- Work item -
Give the data again exactly as it appears.

[Start of section]

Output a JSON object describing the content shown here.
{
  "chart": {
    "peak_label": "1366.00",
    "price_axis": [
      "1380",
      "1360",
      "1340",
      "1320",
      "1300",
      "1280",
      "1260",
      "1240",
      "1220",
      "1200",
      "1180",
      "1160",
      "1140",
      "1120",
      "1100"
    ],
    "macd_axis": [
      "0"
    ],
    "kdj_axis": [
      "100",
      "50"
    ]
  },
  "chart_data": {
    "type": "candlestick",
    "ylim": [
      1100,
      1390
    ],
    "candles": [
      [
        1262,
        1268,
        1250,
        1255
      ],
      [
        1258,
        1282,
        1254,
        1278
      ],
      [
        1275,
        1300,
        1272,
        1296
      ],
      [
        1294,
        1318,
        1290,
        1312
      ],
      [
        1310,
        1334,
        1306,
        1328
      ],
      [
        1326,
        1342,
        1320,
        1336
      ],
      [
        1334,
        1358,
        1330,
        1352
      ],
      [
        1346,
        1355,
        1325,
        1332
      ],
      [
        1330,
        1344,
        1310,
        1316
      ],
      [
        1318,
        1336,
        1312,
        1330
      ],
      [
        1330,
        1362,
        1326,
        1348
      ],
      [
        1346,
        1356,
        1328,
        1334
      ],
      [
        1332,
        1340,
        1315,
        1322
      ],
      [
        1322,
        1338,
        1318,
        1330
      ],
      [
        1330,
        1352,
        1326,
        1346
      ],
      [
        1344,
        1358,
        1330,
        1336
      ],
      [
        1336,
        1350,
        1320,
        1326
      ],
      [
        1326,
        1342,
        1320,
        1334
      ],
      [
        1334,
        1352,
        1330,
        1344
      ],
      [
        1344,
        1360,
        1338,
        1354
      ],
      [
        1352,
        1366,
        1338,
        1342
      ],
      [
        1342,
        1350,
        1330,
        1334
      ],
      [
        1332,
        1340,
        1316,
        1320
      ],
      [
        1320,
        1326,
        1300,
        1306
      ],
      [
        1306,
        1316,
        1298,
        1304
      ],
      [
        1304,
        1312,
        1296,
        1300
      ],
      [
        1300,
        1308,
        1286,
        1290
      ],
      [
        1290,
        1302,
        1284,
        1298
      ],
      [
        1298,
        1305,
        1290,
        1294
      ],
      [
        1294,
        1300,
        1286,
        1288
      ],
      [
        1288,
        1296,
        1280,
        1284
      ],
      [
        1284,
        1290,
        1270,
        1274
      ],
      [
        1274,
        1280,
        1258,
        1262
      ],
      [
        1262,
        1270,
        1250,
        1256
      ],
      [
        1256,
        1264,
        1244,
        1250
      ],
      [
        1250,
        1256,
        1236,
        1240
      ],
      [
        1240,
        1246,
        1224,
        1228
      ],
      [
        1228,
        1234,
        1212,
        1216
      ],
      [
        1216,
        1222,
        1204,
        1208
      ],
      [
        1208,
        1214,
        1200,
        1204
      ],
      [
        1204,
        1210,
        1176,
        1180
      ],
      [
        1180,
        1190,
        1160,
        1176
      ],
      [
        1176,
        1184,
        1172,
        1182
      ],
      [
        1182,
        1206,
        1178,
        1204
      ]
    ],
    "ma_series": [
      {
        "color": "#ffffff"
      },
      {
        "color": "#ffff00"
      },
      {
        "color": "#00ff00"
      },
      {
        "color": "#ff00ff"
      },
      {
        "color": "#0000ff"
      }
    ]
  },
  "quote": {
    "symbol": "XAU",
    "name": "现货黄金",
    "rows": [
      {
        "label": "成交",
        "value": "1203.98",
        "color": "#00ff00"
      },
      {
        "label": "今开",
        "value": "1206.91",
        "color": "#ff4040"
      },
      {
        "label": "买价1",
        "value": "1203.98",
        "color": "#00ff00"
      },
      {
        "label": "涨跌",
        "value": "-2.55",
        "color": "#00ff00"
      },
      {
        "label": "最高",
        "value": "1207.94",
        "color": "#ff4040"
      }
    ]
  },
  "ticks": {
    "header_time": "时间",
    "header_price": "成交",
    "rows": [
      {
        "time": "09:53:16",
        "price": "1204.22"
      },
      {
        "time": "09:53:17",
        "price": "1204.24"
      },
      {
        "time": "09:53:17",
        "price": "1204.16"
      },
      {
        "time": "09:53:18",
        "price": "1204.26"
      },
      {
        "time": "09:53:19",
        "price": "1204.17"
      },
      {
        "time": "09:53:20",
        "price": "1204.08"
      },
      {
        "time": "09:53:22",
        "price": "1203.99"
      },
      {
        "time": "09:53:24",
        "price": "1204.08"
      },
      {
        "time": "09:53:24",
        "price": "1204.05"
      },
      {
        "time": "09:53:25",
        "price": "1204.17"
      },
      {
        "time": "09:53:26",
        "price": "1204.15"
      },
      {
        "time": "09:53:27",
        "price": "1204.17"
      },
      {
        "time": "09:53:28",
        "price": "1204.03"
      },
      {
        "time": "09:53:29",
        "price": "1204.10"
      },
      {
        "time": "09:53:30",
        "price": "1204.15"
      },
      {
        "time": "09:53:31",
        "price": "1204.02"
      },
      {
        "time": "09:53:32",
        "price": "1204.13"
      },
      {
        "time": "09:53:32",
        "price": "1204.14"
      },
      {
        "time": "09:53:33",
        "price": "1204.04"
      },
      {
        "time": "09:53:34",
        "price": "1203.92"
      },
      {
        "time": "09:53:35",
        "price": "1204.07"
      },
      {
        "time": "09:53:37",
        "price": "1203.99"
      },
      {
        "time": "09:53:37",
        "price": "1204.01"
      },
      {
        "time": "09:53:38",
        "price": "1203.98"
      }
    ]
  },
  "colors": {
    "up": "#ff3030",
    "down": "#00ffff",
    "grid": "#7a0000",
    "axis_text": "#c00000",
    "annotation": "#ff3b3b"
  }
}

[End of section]

- Result of the task -
Output a JSON object describing the content shown here.
{
  "chart": {
    "peak_label": "1366.00",
    "price_axis": [
      "1380",
      "1360",
      "1340",
      "1320",
      "1300",
      "1280",
      "1260",
      "1240",
      "1220",
      "1200",
      "1180",
      "1160",
      "1140",
      "1120",
      "1100"
    ],
    "macd_axis": [
      "0"
    ],
    "kdj_axis": [
      "100",
      "50"
    ]
  },
  "chart_data": {
    "type": "candlestick",
    "ylim": [
      1100,
      1390
    ],
    "candles": [
      [
        1262,
        1268,
        1250,
        1255
      ],
      [
        1258,
        1282,
        1254,
        1278
      ],
      [
        1275,
        1300,
        1272,
        1296
      ],
      [
        1294,
        1318,
        1290,
        1312
      ],
      [
        1310,
        1334,
        1306,
        1328
      ],
      [
        1326,
        1342,
        1320,
        1336
      ],
      [
        1334,
        1358,
        1330,
        1352
      ],
      [
        1346,
        1355,
        1325,
        1332
      ],
      [
        1330,
        1344,
        1310,
        1316
      ],
      [
        1318,
        1336,
        1312,
        1330
      ],
      [
        1330,
        1362,
        1326,
        1348
      ],
      [
        1346,
        1356,
        1328,
        1334
      ],
      [
        1332,
        1340,
        1315,
        1322
      ],
      [
        1322,
        1338,
        1318,
        1330
      ],
      [
        1330,
        1352,
        1326,
        1346
      ],
      [
        1344,
        1358,
        1330,
        1336
      ],
      [
        1336,
        1350,
        1320,
        1326
      ],
      [
        1326,
        1342,
        1320,
        1334
      ],
      [
        1334,
        1352,
        1330,
        1344
      ],
      [
        1344,
        1360,
        1338,
        1354
      ],
      [
        1352,
        1366,
        1338,
        1342
      ],
      [
        1342,
        1350,
        1330,
        1334
      ],
      [
        1332,
        1340,
        1316,
        1320
      ],
      [
        1320,
        1326,
        1300,
        1306
      ],
      [
        1306,
        1316,
        1298,
        1304
      ],
      [
        1304,
        1312,
        1296,
        1300
      ],
      [
        1300,
        1308,
        1286,
        1290
      ],
      [
        1290,
        1302,
        1284,
        1298
      ],
      [
        1298,
        1305,
        1290,
        1294
      ],
      [
        1294,
        1300,
        1286,
        1288
      ],
      [
        1288,
        1296,
        1280,
        1284
      ],
      [
        1284,
        1290,
        1270,
        1274
      ],
      [
        1274,
        1280,
        1258,
        1262
      ],
      [
        1262,
        1270,
        1250,
        1256
      ],
      [
        1256,
        1264,
        1244,
        1250
      ],
      [
        1250,
        1256,
        1236,
        1240
      ],
      [
        1240,
        1246,
        1224,
        1228
      ],
      [
        1228,
        1234,
        1212,
        1216
      ],
      [
        1216,
        1222,
        1204,
        1208
      ],
      [
        1208,
        1214,
        1200,
        1204
      ],
      [
        1204,
        1210,
        1176,
        1180
      ],
      [
        1180,
        1190,
        1160,
        1176
      ],
      [
        1176,
        1184,
        1172,
        1182
      ],
      [
        1182,
        1206,
        1178,
        1204
      ]
    ],
    "ma_series": [
      {
        "color": "#ffffff"
      },
      {
        "color": "#ffff00"
      },
      {
        "color": "#00ff00"
      },
      {
        "color": "#ff00ff"
      },
      {
        "color": "#0000ff"
      }
    ]
  },
  "quote": {
    "symbol": "XAU",
    "name": "现货黄金",
    "rows": [
      {
        "label": "成交",
        "value": "1203.98",
        "color": "#00ff00"
      },
      {
        "label": "今开",
        "value": "1206.91",
        "color": "#ff4040"
      },
      {
        "label": "买价1",
        "value": "1203.98",
        "color": "#00ff00"
      },
      {
        "label": "涨跌",
        "value": "-2.55",
        "color": "#00ff00"
      },
      {
        "label": "最高",
        "value": "1207.94",
        "color": "#ff4040"
      }
    ]
  },
  "ticks": {
    "header_time": "时间",
    "header_price": "成交",
    "rows": [
      {
        "time": "09:53:16",
        "price": "1204.22"
      },
      {
        "time": "09:53:17",
        "price": "1204.24"
      },
      {
        "time": "09:53:17",
        "price": "1204.16"
      },
      {
        "time": "09:53:18",
        "price": "1204.26"
      },
      {
        "time": "09:53:19",
        "price": "1204.17"
      },
      {
        "time": "09:53:20",
        "price": "1204.08"
      },
      {
        "time": "09:53:22",
        "price": "1203.99"
      },
      {
        "time": "09:53:24",
        "price": "1204.08"
      },
      {
        "time": "09:53:24",
        "price": "1204.05"
      },
      {
        "time": "09:53:25",
        "price": "1204.17"
      },
      {
        "time": "09:53:26",
        "price": "1204.15"
      },
      {
        "time": "09:53:27",
        "price": "1204.17"
      },
      {
        "time": "09:53:28",
        "price": "1204.03"
      },
      {
        "time": "09:53:29",
        "price": "1204.10"
      },
      {
        "time": "09:53:30",
        "price": "1204.15"
      },
      {
        "time": "09:53:31",
        "price": "1204.02"
      },
      {
        "time": "09:53:32",
        "price": "1204.13"
      },
      {
        "time": "09:53:32",
        "price": "1204.14"
      },
      {
        "time": "09:53:33",
        "price": "1204.04"
      },
      {
        "time": "09:53:34",
        "price": "1203.92"
      },
      {
        "time": "09:53:35",
        "price": "1204.07"
      },
      {
        "time": "09:53:37",
        "price": "1203.99"
      },
      {
        "time": "09:53:37",
        "price": "1204.01"
      },
      {
        "time": "09:53:38",
        "price": "1203.98"
      }
    ]
  },
  "colors": {
    "up": "#ff3030",
    "down": "#00ffff",
    "grid": "#7a0000",
    "axis_text": "#c00000",
    "annotation": "#ff3b3b"
  }
}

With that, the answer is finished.